#api-client #ii #starcraft #difference #future #idiomatic #game-client

nightly sc2

Rust implementation of the StarCraft II Client API

14 unstable releases (3 breaking)

Uses old Rust 2015

0.4.0-alpha.2 Apr 15, 2018
0.4.0-alpha.0 Apr 14, 2018
0.3.3 Apr 15, 2018
0.3.2 Mar 6, 2018
0.1.7 Jan 12, 2018

#655 in Asynchronous

MIT license


Build Status Crates Version License: MIT Documentation

Documentation (master)

This is my Rust implementation of the StarCraft II Client API.

This crate is still under heavy development, and I've only just decided the direction it's going in regarding futures and streams.
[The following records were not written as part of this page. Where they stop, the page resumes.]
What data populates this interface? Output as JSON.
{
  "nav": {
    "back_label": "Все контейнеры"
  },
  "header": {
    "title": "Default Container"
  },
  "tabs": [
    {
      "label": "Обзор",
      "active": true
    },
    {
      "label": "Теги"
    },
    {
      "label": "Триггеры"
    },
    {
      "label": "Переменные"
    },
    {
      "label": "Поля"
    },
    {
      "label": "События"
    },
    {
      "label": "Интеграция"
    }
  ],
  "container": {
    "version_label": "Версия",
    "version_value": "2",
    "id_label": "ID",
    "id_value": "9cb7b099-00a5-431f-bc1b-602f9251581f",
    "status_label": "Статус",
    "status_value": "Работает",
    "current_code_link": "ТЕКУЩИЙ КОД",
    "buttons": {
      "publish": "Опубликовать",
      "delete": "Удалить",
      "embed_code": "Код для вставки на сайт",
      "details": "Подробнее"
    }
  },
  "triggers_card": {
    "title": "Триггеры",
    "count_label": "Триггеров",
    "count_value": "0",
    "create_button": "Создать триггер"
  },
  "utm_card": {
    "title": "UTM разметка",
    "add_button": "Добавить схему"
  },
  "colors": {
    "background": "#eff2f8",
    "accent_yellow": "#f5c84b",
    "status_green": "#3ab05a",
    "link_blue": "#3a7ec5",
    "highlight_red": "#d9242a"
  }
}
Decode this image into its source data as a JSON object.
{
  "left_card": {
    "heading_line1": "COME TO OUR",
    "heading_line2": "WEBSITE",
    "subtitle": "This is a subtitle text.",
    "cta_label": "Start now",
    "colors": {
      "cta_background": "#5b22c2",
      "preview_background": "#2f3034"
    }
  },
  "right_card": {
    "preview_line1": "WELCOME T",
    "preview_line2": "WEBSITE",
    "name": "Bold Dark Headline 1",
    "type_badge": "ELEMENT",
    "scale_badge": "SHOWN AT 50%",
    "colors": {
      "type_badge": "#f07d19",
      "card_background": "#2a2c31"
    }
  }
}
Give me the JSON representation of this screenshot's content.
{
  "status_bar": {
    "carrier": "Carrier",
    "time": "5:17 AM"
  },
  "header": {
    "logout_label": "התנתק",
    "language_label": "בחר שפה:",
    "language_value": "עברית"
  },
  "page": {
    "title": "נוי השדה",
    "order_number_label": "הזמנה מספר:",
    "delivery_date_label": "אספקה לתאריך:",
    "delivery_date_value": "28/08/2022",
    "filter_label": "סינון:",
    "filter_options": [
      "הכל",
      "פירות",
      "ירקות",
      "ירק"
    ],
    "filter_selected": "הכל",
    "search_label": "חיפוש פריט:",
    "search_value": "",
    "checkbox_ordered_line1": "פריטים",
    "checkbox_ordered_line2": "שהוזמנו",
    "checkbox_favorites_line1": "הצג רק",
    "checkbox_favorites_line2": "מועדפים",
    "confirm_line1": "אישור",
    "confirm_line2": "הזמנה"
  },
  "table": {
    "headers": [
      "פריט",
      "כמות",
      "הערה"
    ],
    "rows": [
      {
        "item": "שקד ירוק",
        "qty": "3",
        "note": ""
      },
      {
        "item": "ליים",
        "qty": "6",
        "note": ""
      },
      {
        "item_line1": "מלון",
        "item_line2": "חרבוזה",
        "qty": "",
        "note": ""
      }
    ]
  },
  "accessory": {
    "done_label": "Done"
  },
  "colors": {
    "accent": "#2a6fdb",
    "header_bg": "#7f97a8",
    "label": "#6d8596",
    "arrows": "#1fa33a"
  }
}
It currently relies on the nightly #[async]/await!, but if enough people push to support stable futures, I'll consider moving this requirement into a feature, but at the moment, it's really convenient to use the experimental features instead of the stable combinators.

I tried to keep it close to the s2client-api in terms of the division of functionality into interfaces such as the Action interface and Observer interface, however there are several differences because for one idiomatic C++ and idiomatic Rust don't play well together (and for good reason too!), and also I was very interested in the work done with futures-rs and thought that neat asynchronous programming was a good fit for this library. In particular, one of the core differences between s2client-api and this library is the creation of bots and the consumption of events.

s2client-api employs polymorphism to define bots, sc2-rs on the other hand uses channels to communicate between the bot and the API. Let's take a look at the creation of a simple bare-bones bot.

#![feature(proc_macro, generators)]

extern crate futures_await as futures;
extern crate tokio_core;
extern crate sc2;

use futures::prelude::*;
use futures::unsync::mpsc;
use sc2::{
    data::{GameSetup, Map, Race},
    observer::{Event, EventAck},

use tokio_core::reactor;

struct SimpleBot;

impl SimpleBot {
    fn new() -> Self {
        Self { }

    /// Spawn our bot's coroutine on the event loop.
    fn spawn(
        handle: &reactor::Handle,
        rx: mpsc::Receiver<(Event, EventAck)>,
    ) -> Result<()> {
        handle.spawn(self.run(rx).map_err(|e| panic!("{:#?}", e)));


    /// Run the bot.
    fn run(mut self, rx: mpsc::Receiver<(Event, EventAck)>) -> Result<()> {
        // Loop over the game events.
        for (e, ack) in rx.map_err(|_| -> Error { unreachable!() }) {
            match e {
                // Triggered once at the start of every game.
                Event::GameStarted => println!("Started a new game!"),
                // Triggered every time the game updates.
                Event::Step => println!("Game Stepped!"),
                // Ignore the other events for now.
                _ => (),

            // Notify the coordinator that we have consumed this event.


This bot is simply designed to take a stream of game events and print messages for GameStarted and GameStepped. Normally, you would use these events as opportunities to observe the game state and/or dispatch orders to units. For now, though, a message is good enough.

fn main() {
    // Create a new event loop.
    let mut core = reactor::Core::new().unwrap();
    let handle = core.handle();
    // Create a new Agent and set the Race to Terran.
    let mut agent = AgentBuilder::new().race(Race::Terran);

    // Instantiate our simple bot.
    let bot = SimpleBot::new();

    // Get the event stream from the Agent and spawn our bot's coroutine.
    bot.spawn(&handle, agent.take_event_stream().unwrap()).unwrap();

    // Create a match between our bot and a default SC2 built-in AI Opponent.
    let melee = MeleeBuilder::new()
            "maps/Ladder/(2)Bel'ShirVestigeLE (Void).SC2Map".into()

    // Run the match to completion on the event loop.

Here we create an event loop, spawn our bot as a coroutine and listen for events from a Melee (PvP) match against a built-in SC2 AI opponent.

An important thing to note is that the default LauncherSettings will only find your SC2 on Windows. However, since the headless Linux version is not ideal for debugging purposes, I've added support for Wine within the library for all of the people like me who are too lazy to dual-boot (or just prefer Linux in general). The good news is that Wine actually supports SC2, the bad news is that last time I checked, the support requires newer (possibly staging versions) of Wine.

Here are some helpful links to get you started with that:


~565K SLoC